Ischemic Stroke

Ischemic Stroke is a particular type of stroke that results when oxygen is lacking (Ischemia) in a portion of the Brain.  The lack of oxygen is most often caused by a stoppage of blood flow.

The stroke can lead to a significant brain injury depending on cause and severity. The result can be problems with brain function affecting several main organs and systems of the body.

Stroke classification indicates that there is an injury in the brain, but there are different stroke types. Ischemic Stroke is one category.  The other type is Hemorrhagic Stroke.  Hemorrhagic stroke often means that a brain bleed has occurred.

Ischemic Stroke

This type of stroke occurs where there is a blockage in the blood vessels of the brain leads to a lack of oxygen. In other words, it is similar to a heart attack but of the brain. Blood allows oxygen and nutrients to be brought to the tissue of the brain. This blockage could be from air, a clot, or something else.

In normal situations, waste, carbon dioxide, and other items are taken away from the brain. When a stroke occurs, damage or ischemia to the brain can lead to loss of function and necrosis of the tissue of the brain due to cellular death. That means that those waste products cannot be easily removed for certain areas of the brain. Brain tissue death can ensue.

Ischemic Stroke accounts for more then 80% of all stokes and the average age is above 60 years of age.

It is more commonly seen in males than women. These types of strokes vary in their severity with nearly 30% resulting in death.


1.)  Thrombotic – [blood clot that has formed locally]

2.)  Embolitic –  [blood clot or foreign matter from somewhere else in body]

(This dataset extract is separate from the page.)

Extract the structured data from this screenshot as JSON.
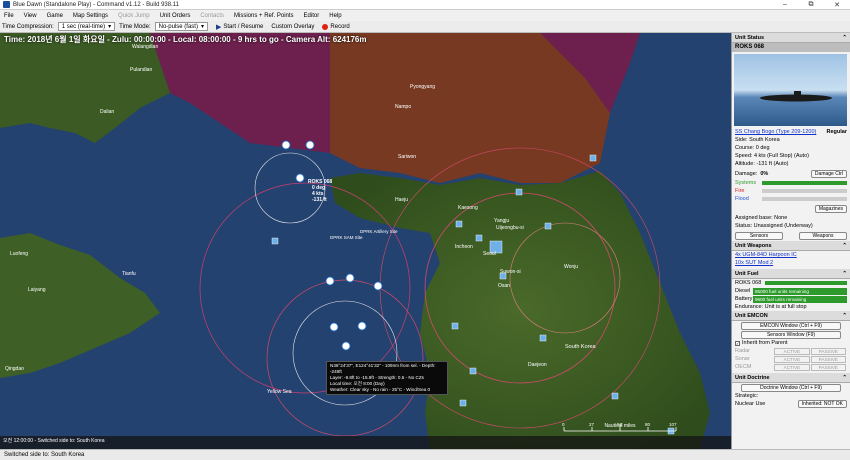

3.)  Systemic Hypoperfusion –  [Decreased blood flow due to shock or other factor]

4.)  Cryptogenic –  [Unknown origin]

Risk Factors:

– Age
– Male sex
– Overweight
– Increased cholesterol
– Cardiac disease


–  Very quick symptoms may be seen
–  Nausea
–  Vomiting
–  Headache
–  Dizziness
–  Fever
–  Loss of consciousness
–  Pain
–  Confusion
–  Changes in vision
–  Weakness
–  Abnormal movement of eyes
–  Seizures
–  Anger
–  Speech pattern changes
–  Loss of speech  [Complete]
–  Motor skills changes
–  Numbness
–  Paralysis  [Typically on one side of the body]

***Symptoms may develop quickly, within a few minutes, or worsen over a few hours

TIA –  Transient Ischemic Attack – may precede or give warnings to a major ischemic stroke


–  Emergency Room visit
–  Probable hospital stay

Thrombolytic (Fibrinolytic) Drugs:

Tissue Plasminogen Activator  (tPA)

Blood thinners

  –  Heparin
  –  Coumadin
  –  Aspirin

Blood pressure medications

Pain medications


–  Speech Therapy
–  Occupational Therapy
–  Physical Therapy
–  others